» TASK INPUT:
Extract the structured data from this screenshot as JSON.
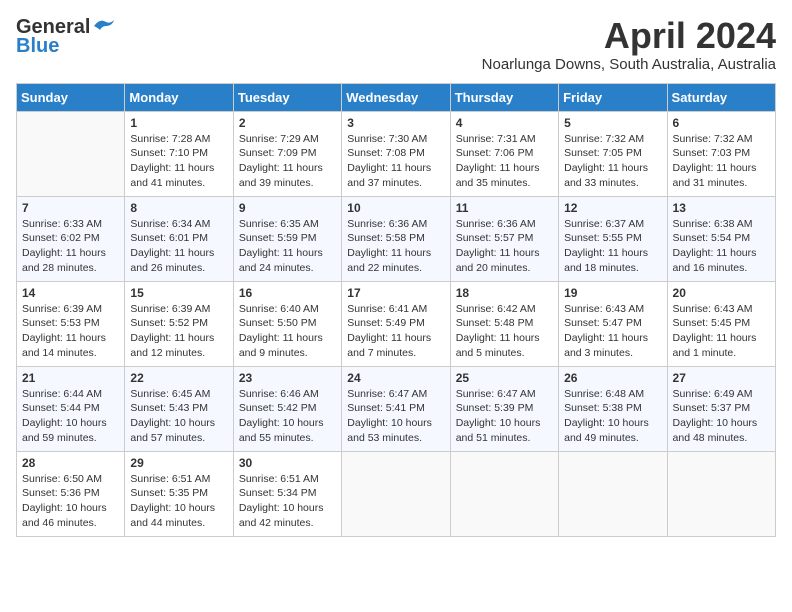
{
  "header": {
    "logo_line1": "General",
    "logo_line2": "Blue",
    "month_title": "April 2024",
    "subtitle": "Noarlunga Downs, South Australia, Australia"
  },
  "weekdays": [
    "Sunday",
    "Monday",
    "Tuesday",
    "Wednesday",
    "Thursday",
    "Friday",
    "Saturday"
  ],
  "weeks": [
    [
      {
        "day": "",
        "info": ""
      },
      {
        "day": "1",
        "info": "Sunrise: 7:28 AM\nSunset: 7:10 PM\nDaylight: 11 hours\nand 41 minutes."
      },
      {
        "day": "2",
        "info": "Sunrise: 7:29 AM\nSunset: 7:09 PM\nDaylight: 11 hours\nand 39 minutes."
      },
      {
        "day": "3",
        "info": "Sunrise: 7:30 AM\nSunset: 7:08 PM\nDaylight: 11 hours\nand 37 minutes."
      },
      {
        "day": "4",
        "info": "Sunrise: 7:31 AM\nSunset: 7:06 PM\nDaylight: 11 hours\nand 35 minutes."
      },
      {
        "day": "5",
        "info": "Sunrise: 7:32 AM\nSunset: 7:05 PM\nDaylight: 11 hours\nand 33 minutes."
      },
      {
        "day": "6",
        "info": "Sunrise: 7:32 AM\nSunset: 7:03 PM\nDaylight: 11 hours\nand 31 minutes."
      }
    ],
    [
      {
        "day": "7",
        "info": "Sunrise: 6:33 AM\nSunset: 6:02 PM\nDaylight: 11 hours\nand 28 minutes."
      },
      {
        "day": "8",
        "info": "Sunrise: 6:34 AM\nSunset: 6:01 PM\nDaylight: 11 hours\nand 26 minutes."
      },
      {
        "day": "9",
        "info": "Sunrise: 6:35 AM\nSunset: 5:59 PM\nDaylight: 11 hours\nand 24 minutes."
      },
      {
        "day": "10",
        "info": "Sunrise: 6:36 AM\nSunset: 5:58 PM\nDaylight: 11 hours\nand 22 minutes."
      },
      {
        "day": "11",
        "info": "Sunrise: 6:36 AM\nSunset: 5:57 PM\nDaylight: 11 hours\nand 20 minutes."
      },
      {
        "day": "12",
        "info": "Sunrise: 6:37 AM\nSunset: 5:55 PM\nDaylight: 11 hours\nand 18 minutes."
      },
      {
        "day": "13",
        "info": "Sunrise: 6:38 AM\nSunset: 5:54 PM\nDaylight: 11 hours\nand 16 minutes."
      }
    ],
    [
      {
        "day": "14",
        "info": "Sunrise: 6:39 AM\nSunset: 5:53 PM\nDaylight: 11 hours\nand 14 minutes."
      },
      {
        "day": "15",
        "info": "Sunrise: 6:39 AM\nSunset: 5:52 PM\nDaylight: 11 hours\nand 12 minutes."
      },
      {
        "day": "16",
        "info": "Sunrise: 6:40 AM\nSunset: 5:50 PM\nDaylight: 11 hours\nand 9 minutes."
      },
      {
        "day": "17",
        "info": "Sunrise: 6:41 AM\nSunset: 5:49 PM\nDaylight: 11 hours\nand 7 minutes."
      },
      {
        "day": "18",
        "info": "Sunrise: 6:42 AM\nSunset: 5:48 PM\nDaylight: 11 hours\nand 5 minutes."
      },
      {
        "day": "19",
        "info": "Sunrise: 6:43 AM\nSunset: 5:47 PM\nDaylight: 11 hours\nand 3 minutes."
      },
      {
        "day": "20",
        "info": "Sunrise: 6:43 AM\nSunset: 5:45 PM\nDaylight: 11 hours\nand 1 minute."
      }
    ],
    [
      {
        "day": "21",
        "info": "Sunrise: 6:44 AM\nSunset: 5:44 PM\nDaylight: 10 hours\nand 59 minutes."
      },
      {
        "day": "22",
        "info": "Sunrise: 6:45 AM\nSunset: 5:43 PM\nDaylight: 10 hours\nand 57 minutes."
      },
      {
        "day": "23",
        "info": "Sunrise: 6:46 AM\nSunset: 5:42 PM\nDaylight: 10 hours\nand 55 minutes."
      },
      {
        "day": "24",
        "info": "Sunrise: 6:47 AM\nSunset: 5:41 PM\nDaylight: 10 hours\nand 53 minutes."
      },
      {
        "day": "25",
        "info": "Sunrise: 6:47 AM\nSunset: 5:39 PM\nDaylight: 10 hours\nand 51 minutes."
      },
      {
        "day": "26",
        "info": "Sunrise: 6:48 AM\nSunset: 5:38 PM\nDaylight: 10 hours\nand 49 minutes."
      },
      {
        "day": "27",
        "info": "Sunrise: 6:49 AM\nSunset: 5:37 PM\nDaylight: 10 hours\nand 48 minutes."
      }
    ],
    [
      {
        "day": "28",
        "info": "Sunrise: 6:50 AM\nSunset: 5:36 PM\nDaylight: 10 hours\nand 46 minutes."
      },
      {
        "day": "29",
        "info": "Sunrise: 6:51 AM\nSunset: 5:35 PM\nDaylight: 10 hours\nand 44 minutes."
      },
      {
        "day": "30",
        "info": "Sunrise: 6:51 AM\nSunset: 5:34 PM\nDaylight: 10 hours\nand 42 minutes."
      },
      {
        "day": "",
        "info": ""
      },
      {
        "day": "",
        "info": ""
      },
      {
        "day": "",
        "info": ""
      },
      {
        "day": "",
        "info": ""
      }
    ]
  ]
}
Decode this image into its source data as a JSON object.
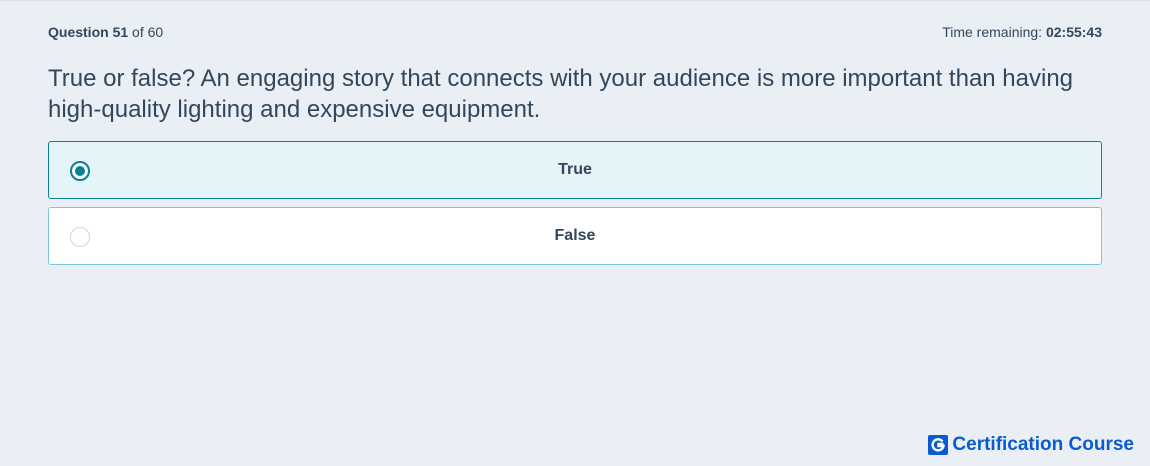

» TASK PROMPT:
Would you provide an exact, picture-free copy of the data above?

» ANSWER TO THIS EXERCISE:
Extract the structured data from this screenshot as JSON.
{
  "header": {
    "logo_line1": "General",
    "logo_line2": "Blue",
    "month_title": "April 2024",
    "subtitle": "Noarlunga Downs, South Australia, Australia"
  },
  "weekdays": [
    "Sunday",
    "Monday",
    "Tuesday",
    "Wednesday",
    "Thursday",
    "Friday",
    "Saturday"
  ],
  "weeks": [
    [
      {
        "day": "",
        "info": ""
      },
      {
        "day": "1",
        "info": "Sunrise: 7:28 AM\nSunset: 7:10 PM\nDaylight: 11 hours\nand 41 minutes."
      },
      {
        "day": "2",
        "info": "Sunrise: 7:29 AM\nSunset: 7:09 PM\nDaylight: 11 hours\nand 39 minutes."
      },
      {
        "day": "3",
        "info": "Sunrise: 7:30 AM\nSunset: 7:08 PM\nDaylight: 11 hours\nand 37 minutes."
      },
      {
        "day": "4",
        "info": "Sunrise: 7:31 AM\nSunset: 7:06 PM\nDaylight: 11 hours\nand 35 minutes."
      },
      {
        "day": "5",
        "info": "Sunrise: 7:32 AM\nSunset: 7:05 PM\nDaylight: 11 hours\nand 33 minutes."
      },
      {
        "day": "6",
        "info": "Sunrise: 7:32 AM\nSunset: 7:03 PM\nDaylight: 11 hours\nand 31 minutes."
      }
    ],
    [
      {
        "day": "7",
        "info": "Sunrise: 6:33 AM\nSunset: 6:02 PM\nDaylight: 11 hours\nand 28 minutes."
      },
      {
        "day": "8",
        "info": "Sunrise: 6:34 AM\nSunset: 6:01 PM\nDaylight: 11 hours\nand 26 minutes."
      },
      {
        "day": "9",
        "info": "Sunrise: 6:35 AM\nSunset: 5:59 PM\nDaylight: 11 hours\nand 24 minutes."
      },
      {
        "day": "10",
        "info": "Sunrise: 6:36 AM\nSunset: 5:58 PM\nDaylight: 11 hours\nand 22 minutes."
      },
      {
        "day": "11",
        "info": "Sunrise: 6:36 AM\nSunset: 5:57 PM\nDaylight: 11 hours\nand 20 minutes."
      },
      {
        "day": "12",
        "info": "Sunrise: 6:37 AM\nSunset: 5:55 PM\nDaylight: 11 hours\nand 18 minutes."
      },
      {
        "day": "13",
        "info": "Sunrise: 6:38 AM\nSunset: 5:54 PM\nDaylight: 11 hours\nand 16 minutes."
      }
    ],
    [
      {
        "day": "14",
        "info": "Sunrise: 6:39 AM\nSunset: 5:53 PM\nDaylight: 11 hours\nand 14 minutes."
      },
      {
        "day": "15",
        "info": "Sunrise: 6:39 AM\nSunset: 5:52 PM\nDaylight: 11 hours\nand 12 minutes."
      },
      {
        "day": "16",
        "info": "Sunrise: 6:40 AM\nSunset: 5:50 PM\nDaylight: 11 hours\nand 9 minutes."
      },
      {
        "day": "17",
        "info": "Sunrise: 6:41 AM\nSunset: 5:49 PM\nDaylight: 11 hours\nand 7 minutes."
      },
      {
        "day": "18",
        "info": "Sunrise: 6:42 AM\nSunset: 5:48 PM\nDaylight: 11 hours\nand 5 minutes."
      },
      {
        "day": "19",
        "info": "Sunrise: 6:43 AM\nSunset: 5:47 PM\nDaylight: 11 hours\nand 3 minutes."
      },
      {
        "day": "20",
        "info": "Sunrise: 6:43 AM\nSunset: 5:45 PM\nDaylight: 11 hours\nand 1 minute."
      }
    ],
    [
      {
        "day": "21",
        "info": "Sunrise: 6:44 AM\nSunset: 5:44 PM\nDaylight: 10 hours\nand 59 minutes."
      },
      {
        "day": "22",
        "info": "Sunrise: 6:45 AM\nSunset: 5:43 PM\nDaylight: 10 hours\nand 57 minutes."
      },
      {
        "day": "23",
        "info": "Sunrise: 6:46 AM\nSunset: 5:42 PM\nDaylight: 10 hours\nand 55 minutes."
      },
      {
        "day": "24",
        "info": "Sunrise: 6:47 AM\nSunset: 5:41 PM\nDaylight: 10 hours\nand 53 minutes."
      },
      {
        "day": "25",
        "info": "Sunrise: 6:47 AM\nSunset: 5:39 PM\nDaylight: 10 hours\nand 51 minutes."
      },
      {
        "day": "26",
        "info": "Sunrise: 6:48 AM\nSunset: 5:38 PM\nDaylight: 10 hours\nand 49 minutes."
      },
      {
        "day": "27",
        "info": "Sunrise: 6:49 AM\nSunset: 5:37 PM\nDaylight: 10 hours\nand 48 minutes."
      }
    ],
    [
      {
        "day": "28",
        "info": "Sunrise: 6:50 AM\nSunset: 5:36 PM\nDaylight: 10 hours\nand 46 minutes."
      },
      {
        "day": "29",
        "info": "Sunrise: 6:51 AM\nSunset: 5:35 PM\nDaylight: 10 hours\nand 44 minutes."
      },
      {
        "day": "30",
        "info": "Sunrise: 6:51 AM\nSunset: 5:34 PM\nDaylight: 10 hours\nand 42 minutes."
      },
      {
        "day": "",
        "info": ""
      },
      {
        "day": "",
        "info": ""
      },
      {
        "day": "",
        "info": ""
      },
      {
        "day": "",
        "info": ""
      }
    ]
  ]
}
Decode this image into its source data as a JSON object.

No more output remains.